In a further bid to break the monopoly of the Amadeus CRS in Thailand, Singapore-based Abacus is threatening to elevate its battle with the Thai government to a regional trade dispute.

As a measure of intent, Abacus president William Liu has already threatened to wipe Thai Airways flights off the system, although he emphasises the action is 'a last resort'.

Thailand gave Amadeus a 10-year monopoly on travel distribution in 1988 and as a first step to try and break the stranglehold, Abacus teamed up with the state-run Communications Authority of Thailand (CAT) late last year, although no firm agreement was signed. But after a mission to Thailand in late July, brokered by CAT, Liu returned empty handed.

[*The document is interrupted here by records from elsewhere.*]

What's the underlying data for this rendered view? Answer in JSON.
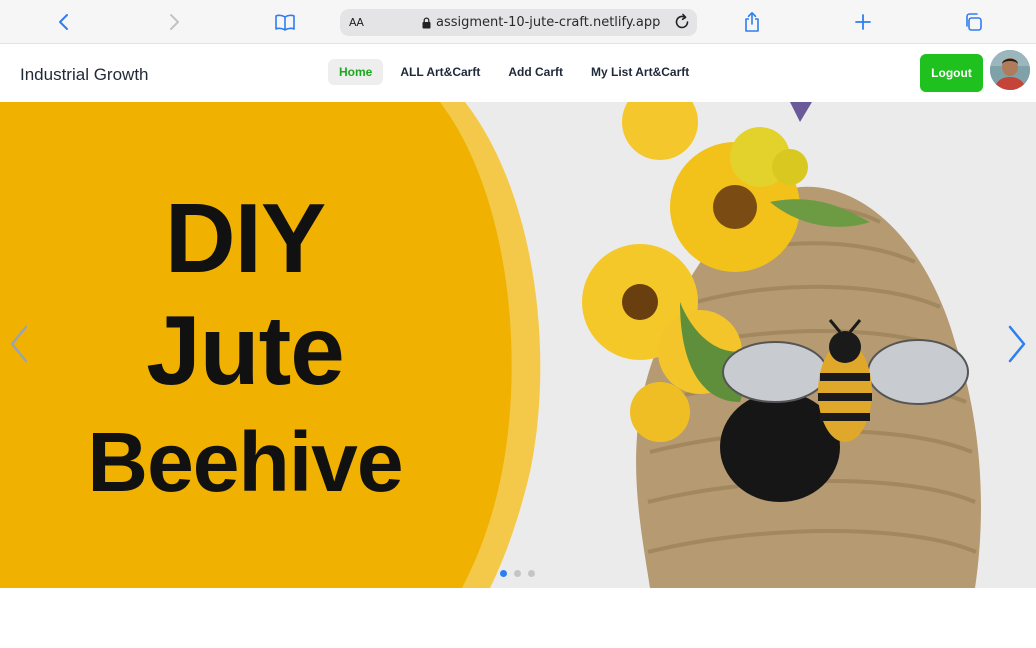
{
  "browser": {
    "text_size_label": "AA",
    "url": "assigment-10-jute-craft.netlify.app",
    "icons": [
      "back-icon",
      "forward-icon",
      "bookmarks-icon",
      "lock-icon",
      "reload-icon",
      "share-icon",
      "new-tab-icon",
      "tabs-icon"
    ]
  },
  "navbar": {
    "brand": "Industrial Growth",
    "links": [
      {
        "label": "Home",
        "active": true
      },
      {
        "label": "ALL Art&Carft",
        "active": false
      },
      {
        "label": "Add Carft",
        "active": false
      },
      {
        "label": "My List Art&Carft",
        "active": false
      }
    ],
    "logout_label": "Logout",
    "avatar_icon": "user-avatar"
  },
  "carousel": {
    "slide_title": {
      "line1": "DIY",
      "line2": "Jute",
      "line3": "Beehive"
    },
    "slide_count": 3,
    "active_slide": 1,
    "colors": {
      "banner": "#f0b100",
      "ring": "#f4c94a",
      "jute": "#b59a72",
      "arrow": "#2d7ff0"
    }
  },
  "colors": {
    "accent_green": "#1fc11f",
    "active_link_green": "#1ca81c",
    "text_dark": "#1f2937"
  }
}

Frustrated at what it terms 'anti-competitive practice', Abacus is expected to lobby other members of Asean to raise the matter and attempt to get individual governments to pressurise Thailand during bilateral trade talks.

Abacus is the Asia-Pacific's main CRS, owned by 11 of the region's airlines, and Liu says Thai is one of the most frequently booked carriers on the system. 'Thai enjoys a very high quality of service and distribution, access and service levels through Abacus in these countries. Our partner carriers are concerned they are not enjoying this sort of quality and service in Thailand,' says Liu.

With travel agents regularly complaining of a six-month wait for additional Amadeus terminals, the majority support access for a second CRS, arguing the competition would be good for Bangkok's status as a major aviation hub linking Europe and Asia.

Source: Airline Business